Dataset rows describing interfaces
::::::
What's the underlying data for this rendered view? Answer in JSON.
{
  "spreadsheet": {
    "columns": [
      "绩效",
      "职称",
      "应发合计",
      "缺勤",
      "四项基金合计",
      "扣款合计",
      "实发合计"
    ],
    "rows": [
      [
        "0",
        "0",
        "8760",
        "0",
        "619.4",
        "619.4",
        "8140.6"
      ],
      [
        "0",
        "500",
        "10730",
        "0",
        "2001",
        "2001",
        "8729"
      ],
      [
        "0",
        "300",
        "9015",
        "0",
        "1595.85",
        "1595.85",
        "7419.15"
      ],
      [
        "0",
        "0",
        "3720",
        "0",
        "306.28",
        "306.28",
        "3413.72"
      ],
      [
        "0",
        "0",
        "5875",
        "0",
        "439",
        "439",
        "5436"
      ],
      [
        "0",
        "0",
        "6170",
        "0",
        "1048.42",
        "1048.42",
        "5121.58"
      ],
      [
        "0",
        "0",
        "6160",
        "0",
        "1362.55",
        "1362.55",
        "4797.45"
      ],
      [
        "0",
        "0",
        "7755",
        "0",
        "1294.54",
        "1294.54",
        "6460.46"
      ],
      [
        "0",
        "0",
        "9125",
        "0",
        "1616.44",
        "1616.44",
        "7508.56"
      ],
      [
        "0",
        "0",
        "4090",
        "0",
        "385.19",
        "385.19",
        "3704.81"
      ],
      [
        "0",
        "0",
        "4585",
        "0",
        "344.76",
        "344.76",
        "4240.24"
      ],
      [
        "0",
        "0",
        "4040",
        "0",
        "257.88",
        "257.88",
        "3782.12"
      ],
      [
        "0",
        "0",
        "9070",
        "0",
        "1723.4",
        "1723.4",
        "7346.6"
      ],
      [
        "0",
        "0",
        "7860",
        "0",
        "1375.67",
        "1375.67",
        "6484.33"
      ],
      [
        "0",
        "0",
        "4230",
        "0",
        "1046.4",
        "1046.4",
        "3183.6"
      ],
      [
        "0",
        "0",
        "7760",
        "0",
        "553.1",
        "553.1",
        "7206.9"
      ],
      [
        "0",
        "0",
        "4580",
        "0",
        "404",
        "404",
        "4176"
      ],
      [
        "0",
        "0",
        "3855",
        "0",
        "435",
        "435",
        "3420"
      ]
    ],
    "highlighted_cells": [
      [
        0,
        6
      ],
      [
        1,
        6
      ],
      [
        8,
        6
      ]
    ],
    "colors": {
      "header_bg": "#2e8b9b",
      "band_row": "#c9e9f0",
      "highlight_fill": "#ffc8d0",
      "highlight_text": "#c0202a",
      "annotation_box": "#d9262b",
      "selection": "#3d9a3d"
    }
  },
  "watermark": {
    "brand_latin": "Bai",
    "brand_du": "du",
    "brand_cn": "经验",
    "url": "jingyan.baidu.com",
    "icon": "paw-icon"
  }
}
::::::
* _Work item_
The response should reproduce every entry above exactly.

* _Finished exercise_
What's the underlying data for this rendered view? Answer in JSON.
{
  "spreadsheet": {
    "columns": [
      "绩效",
      "职称",
      "应发合计",
      "缺勤",
      "四项基金合计",
      "扣款合计",
      "实发合计"
    ],
    "rows": [
      [
        "0",
        "0",
        "8760",
        "0",
        "619.4",
        "619.4",
        "8140.6"
      ],
      [
        "0",
        "500",
        "10730",
        "0",
        "2001",
        "2001",
        "8729"
      ],
      [
        "0",
        "300",
        "9015",
        "0",
        "1595.85",
        "1595.85",
        "7419.15"
      ],
      [
        "0",
        "0",
        "3720",
        "0",
        "306.28",
        "306.28",
        "3413.72"
      ],
      [
        "0",
        "0",
        "5875",
        "0",
        "439",
        "439",
        "5436"
      ],
      [
        "0",
        "0",
        "6170",
        "0",
        "1048.42",
        "1048.42",
        "5121.58"
      ],
      [
        "0",
        "0",
        "6160",
        "0",
        "1362.55",
        "1362.55",
        "4797.45"
      ],
      [
        "0",
        "0",
        "7755",
        "0",
        "1294.54",
        "1294.54",
        "6460.46"
      ],
      [
        "0",
        "0",
        "9125",
        "0",
        "1616.44",
        "1616.44",
        "7508.56"
      ],
      [
        "0",
        "0",
        "4090",
        "0",
        "385.19",
        "385.19",
        "3704.81"
      ],
      [
        "0",
        "0",
        "4585",
        "0",
        "344.76",
        "344.76",
        "4240.24"
      ],
      [
        "0",
        "0",
        "4040",
        "0",
        "257.88",
        "257.88",
        "3782.12"
      ],
      [
        "0",
        "0",
        "9070",
        "0",
        "1723.4",
        "1723.4",
        "7346.6"
      ],
      [
        "0",
        "0",
        "7860",
        "0",
        "1375.67",
        "1375.67",
        "6484.33"
      ],
      [
        "0",
        "0",
        "4230",
        "0",
        "1046.4",
        "1046.4",
        "3183.6"
      ],
      [
        "0",
        "0",
        "7760",
        "0",
        "553.1",
        "553.1",
        "7206.9"
      ],
      [
        "0",
        "0",
        "4580",
        "0",
        "404",
        "404",
        "4176"
      ],
      [
        "0",
        "0",
        "3855",
        "0",
        "435",
        "435",
        "3420"
      ]
    ],
    "highlighted_cells": [
      [
        0,
        6
      ],
      [
        1,
        6
      ],
      [
        8,
        6
      ]
    ],
    "colors": {
      "header_bg": "#2e8b9b",
      "band_row": "#c9e9f0",
      "highlight_fill": "#ffc8d0",
      "highlight_text": "#c0202a",
      "annotation_box": "#d9262b",
      "selection": "#3d9a3d"
    }
  },
  "watermark": {
    "brand_latin": "Bai",
    "brand_du": "du",
    "brand_cn": "经验",
    "url": "jingyan.baidu.com",
    "icon": "paw-icon"
  }
}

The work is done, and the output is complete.